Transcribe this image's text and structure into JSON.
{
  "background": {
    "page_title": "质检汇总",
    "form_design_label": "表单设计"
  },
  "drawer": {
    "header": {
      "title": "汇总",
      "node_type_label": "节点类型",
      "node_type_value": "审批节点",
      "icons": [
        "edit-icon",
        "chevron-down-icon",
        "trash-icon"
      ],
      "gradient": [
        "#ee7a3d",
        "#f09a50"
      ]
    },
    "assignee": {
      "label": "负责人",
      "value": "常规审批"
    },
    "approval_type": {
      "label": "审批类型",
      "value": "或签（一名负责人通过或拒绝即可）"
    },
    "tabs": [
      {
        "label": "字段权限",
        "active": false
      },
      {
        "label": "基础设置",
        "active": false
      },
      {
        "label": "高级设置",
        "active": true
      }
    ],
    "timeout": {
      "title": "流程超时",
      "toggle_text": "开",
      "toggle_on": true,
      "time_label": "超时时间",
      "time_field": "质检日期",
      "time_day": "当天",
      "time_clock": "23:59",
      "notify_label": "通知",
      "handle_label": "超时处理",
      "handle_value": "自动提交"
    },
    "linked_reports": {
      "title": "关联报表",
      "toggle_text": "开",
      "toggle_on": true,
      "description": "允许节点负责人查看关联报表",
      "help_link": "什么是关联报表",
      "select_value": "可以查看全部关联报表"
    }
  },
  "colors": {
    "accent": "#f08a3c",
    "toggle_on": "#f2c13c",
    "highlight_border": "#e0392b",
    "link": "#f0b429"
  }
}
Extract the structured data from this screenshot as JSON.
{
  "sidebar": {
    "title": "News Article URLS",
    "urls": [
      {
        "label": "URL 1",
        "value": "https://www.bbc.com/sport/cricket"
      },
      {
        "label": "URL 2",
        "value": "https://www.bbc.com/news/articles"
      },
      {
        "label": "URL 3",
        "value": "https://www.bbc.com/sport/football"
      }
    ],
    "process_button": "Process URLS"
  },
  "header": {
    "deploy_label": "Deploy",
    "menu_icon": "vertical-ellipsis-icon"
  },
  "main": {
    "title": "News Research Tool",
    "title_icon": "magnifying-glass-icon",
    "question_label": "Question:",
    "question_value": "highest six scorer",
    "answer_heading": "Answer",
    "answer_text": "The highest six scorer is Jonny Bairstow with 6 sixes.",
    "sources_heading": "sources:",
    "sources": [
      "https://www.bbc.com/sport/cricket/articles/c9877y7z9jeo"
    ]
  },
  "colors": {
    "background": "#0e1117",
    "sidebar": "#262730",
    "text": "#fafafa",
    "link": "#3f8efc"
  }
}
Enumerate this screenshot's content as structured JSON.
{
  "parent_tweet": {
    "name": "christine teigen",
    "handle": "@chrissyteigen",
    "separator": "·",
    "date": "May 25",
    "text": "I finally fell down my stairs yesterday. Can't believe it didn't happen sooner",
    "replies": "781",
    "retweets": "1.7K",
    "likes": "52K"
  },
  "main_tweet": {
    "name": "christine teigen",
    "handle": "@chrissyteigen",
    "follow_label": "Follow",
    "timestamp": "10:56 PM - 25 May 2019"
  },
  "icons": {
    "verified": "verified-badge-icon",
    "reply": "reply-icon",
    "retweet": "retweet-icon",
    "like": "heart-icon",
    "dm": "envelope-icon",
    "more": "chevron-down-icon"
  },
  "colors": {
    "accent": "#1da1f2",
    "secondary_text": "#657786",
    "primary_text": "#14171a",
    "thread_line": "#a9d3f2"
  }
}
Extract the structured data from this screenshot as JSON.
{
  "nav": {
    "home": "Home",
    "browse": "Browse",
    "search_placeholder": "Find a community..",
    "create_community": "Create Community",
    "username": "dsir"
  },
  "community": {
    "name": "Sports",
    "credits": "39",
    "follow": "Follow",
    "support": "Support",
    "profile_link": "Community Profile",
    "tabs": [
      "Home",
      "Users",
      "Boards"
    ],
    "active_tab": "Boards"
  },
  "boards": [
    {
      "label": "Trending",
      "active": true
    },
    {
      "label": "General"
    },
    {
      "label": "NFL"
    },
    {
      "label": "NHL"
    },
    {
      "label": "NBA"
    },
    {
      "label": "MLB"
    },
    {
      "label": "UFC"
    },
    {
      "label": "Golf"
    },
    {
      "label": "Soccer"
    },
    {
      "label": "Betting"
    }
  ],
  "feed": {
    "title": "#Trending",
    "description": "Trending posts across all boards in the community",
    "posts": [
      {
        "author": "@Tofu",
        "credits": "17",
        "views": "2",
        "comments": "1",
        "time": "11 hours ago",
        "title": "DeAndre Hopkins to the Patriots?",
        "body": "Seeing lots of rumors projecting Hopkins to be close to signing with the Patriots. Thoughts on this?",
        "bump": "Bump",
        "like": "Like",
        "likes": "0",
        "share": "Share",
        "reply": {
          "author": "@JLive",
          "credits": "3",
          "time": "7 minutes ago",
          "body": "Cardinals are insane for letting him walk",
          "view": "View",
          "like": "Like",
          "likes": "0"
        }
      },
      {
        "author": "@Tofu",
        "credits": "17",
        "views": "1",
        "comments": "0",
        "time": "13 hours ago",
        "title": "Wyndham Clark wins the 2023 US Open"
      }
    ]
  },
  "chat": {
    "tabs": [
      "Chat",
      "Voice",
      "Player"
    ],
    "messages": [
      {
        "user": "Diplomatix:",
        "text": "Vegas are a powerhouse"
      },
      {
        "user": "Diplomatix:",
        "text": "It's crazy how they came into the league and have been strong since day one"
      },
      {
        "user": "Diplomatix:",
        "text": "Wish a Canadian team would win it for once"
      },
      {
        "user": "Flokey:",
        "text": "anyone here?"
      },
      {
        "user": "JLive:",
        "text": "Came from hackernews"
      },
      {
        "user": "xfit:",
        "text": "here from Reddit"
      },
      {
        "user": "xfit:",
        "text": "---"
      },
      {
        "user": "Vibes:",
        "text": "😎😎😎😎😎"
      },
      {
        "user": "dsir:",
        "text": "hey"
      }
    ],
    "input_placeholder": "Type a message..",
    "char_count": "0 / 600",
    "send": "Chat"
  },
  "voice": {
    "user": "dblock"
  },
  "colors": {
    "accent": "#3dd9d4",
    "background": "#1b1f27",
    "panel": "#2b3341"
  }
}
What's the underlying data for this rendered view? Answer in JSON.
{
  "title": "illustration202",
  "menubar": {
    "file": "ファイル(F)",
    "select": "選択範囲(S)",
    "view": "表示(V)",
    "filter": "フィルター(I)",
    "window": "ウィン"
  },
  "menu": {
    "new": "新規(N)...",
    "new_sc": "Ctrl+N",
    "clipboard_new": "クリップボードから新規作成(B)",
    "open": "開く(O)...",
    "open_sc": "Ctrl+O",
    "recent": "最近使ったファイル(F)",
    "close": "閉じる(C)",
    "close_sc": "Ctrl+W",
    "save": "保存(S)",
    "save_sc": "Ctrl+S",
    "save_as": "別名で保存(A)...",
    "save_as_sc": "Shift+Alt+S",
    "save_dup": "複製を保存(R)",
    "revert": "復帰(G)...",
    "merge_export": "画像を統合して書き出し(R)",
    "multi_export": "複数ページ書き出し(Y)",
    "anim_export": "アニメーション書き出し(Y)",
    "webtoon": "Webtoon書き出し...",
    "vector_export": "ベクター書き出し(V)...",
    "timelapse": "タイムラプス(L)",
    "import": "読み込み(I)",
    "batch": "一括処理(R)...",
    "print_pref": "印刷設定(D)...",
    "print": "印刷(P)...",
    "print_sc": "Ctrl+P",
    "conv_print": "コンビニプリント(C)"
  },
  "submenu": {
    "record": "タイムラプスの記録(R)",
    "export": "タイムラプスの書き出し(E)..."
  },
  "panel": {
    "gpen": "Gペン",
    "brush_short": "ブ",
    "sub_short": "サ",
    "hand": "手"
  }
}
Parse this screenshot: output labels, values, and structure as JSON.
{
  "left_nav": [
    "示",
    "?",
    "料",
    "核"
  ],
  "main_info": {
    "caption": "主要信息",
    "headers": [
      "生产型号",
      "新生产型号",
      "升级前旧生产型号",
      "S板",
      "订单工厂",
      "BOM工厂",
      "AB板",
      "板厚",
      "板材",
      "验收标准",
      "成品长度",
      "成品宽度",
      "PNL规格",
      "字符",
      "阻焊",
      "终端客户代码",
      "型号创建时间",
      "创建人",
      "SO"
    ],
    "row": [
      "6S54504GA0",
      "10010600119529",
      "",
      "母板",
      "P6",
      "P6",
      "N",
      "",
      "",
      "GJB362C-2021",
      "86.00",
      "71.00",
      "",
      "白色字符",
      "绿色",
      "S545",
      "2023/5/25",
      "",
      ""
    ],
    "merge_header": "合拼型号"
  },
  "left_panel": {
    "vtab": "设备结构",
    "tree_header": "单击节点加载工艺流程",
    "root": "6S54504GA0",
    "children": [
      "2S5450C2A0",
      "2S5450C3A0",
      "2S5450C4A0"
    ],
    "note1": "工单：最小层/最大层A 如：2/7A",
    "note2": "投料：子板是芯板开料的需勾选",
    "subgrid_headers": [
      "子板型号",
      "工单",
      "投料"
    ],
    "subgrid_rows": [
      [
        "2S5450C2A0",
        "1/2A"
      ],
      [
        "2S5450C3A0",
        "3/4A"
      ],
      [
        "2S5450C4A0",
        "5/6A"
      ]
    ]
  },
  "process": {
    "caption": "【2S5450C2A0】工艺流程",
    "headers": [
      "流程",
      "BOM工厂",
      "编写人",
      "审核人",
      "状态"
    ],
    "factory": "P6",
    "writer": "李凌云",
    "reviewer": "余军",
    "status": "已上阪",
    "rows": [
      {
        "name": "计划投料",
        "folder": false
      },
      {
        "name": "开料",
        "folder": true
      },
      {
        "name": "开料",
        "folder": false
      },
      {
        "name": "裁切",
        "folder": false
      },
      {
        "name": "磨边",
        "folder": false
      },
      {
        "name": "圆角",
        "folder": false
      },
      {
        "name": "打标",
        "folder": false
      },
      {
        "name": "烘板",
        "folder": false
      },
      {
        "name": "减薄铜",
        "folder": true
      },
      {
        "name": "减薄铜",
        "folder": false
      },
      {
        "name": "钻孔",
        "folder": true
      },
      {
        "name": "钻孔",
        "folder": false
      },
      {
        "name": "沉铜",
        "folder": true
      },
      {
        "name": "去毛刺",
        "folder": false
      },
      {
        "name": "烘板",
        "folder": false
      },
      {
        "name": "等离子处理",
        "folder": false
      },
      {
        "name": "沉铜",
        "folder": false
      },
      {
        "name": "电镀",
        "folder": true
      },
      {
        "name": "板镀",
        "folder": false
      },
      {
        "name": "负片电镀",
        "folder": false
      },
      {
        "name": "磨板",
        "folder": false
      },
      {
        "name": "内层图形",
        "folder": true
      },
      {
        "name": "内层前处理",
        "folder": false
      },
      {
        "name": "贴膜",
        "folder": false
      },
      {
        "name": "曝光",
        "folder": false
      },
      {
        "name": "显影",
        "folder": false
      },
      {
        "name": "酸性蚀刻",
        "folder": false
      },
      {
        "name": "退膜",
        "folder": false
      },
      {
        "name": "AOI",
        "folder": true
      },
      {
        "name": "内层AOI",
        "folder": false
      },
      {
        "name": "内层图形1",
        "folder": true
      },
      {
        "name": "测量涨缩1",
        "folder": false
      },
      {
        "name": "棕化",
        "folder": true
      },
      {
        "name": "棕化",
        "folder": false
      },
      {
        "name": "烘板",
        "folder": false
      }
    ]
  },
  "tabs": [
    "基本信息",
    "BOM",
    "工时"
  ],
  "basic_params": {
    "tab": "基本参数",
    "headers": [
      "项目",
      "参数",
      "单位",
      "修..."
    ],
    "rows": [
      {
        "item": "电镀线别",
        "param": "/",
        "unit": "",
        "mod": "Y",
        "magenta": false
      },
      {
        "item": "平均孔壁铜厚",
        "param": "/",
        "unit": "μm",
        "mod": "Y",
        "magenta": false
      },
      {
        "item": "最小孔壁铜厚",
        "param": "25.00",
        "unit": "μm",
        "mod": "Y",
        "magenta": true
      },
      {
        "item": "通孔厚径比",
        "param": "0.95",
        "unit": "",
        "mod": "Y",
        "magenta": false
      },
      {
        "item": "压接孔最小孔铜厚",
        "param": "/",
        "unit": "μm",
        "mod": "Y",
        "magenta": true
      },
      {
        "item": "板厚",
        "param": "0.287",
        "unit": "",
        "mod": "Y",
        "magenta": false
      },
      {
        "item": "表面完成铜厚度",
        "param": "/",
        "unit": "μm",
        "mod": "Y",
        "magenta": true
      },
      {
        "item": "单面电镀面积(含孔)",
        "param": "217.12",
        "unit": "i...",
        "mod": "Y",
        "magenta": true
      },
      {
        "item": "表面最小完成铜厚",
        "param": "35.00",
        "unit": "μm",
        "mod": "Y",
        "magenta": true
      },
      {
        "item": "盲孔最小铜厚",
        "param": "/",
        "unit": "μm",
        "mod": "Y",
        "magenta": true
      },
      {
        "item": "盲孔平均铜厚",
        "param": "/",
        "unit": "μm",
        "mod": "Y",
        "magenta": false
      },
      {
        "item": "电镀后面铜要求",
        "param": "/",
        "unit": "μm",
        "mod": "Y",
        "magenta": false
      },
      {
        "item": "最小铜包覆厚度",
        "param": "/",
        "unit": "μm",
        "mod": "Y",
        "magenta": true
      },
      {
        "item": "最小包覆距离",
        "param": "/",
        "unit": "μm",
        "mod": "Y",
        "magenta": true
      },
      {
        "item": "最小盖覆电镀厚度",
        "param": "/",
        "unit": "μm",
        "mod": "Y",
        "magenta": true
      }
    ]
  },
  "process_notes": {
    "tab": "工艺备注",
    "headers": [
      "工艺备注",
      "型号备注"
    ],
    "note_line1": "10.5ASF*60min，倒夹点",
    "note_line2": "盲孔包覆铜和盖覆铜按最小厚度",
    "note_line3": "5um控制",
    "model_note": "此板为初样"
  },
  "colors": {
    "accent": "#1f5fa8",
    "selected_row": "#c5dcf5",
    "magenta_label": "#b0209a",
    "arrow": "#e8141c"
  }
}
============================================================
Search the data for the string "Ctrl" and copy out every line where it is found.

**Written reply:**
    "new_sc": "Ctrl+N",
    "open_sc": "Ctrl+O",
    "close_sc": "Ctrl+W",
    "save_sc": "Ctrl+S",
    "print_sc": "Ctrl+P",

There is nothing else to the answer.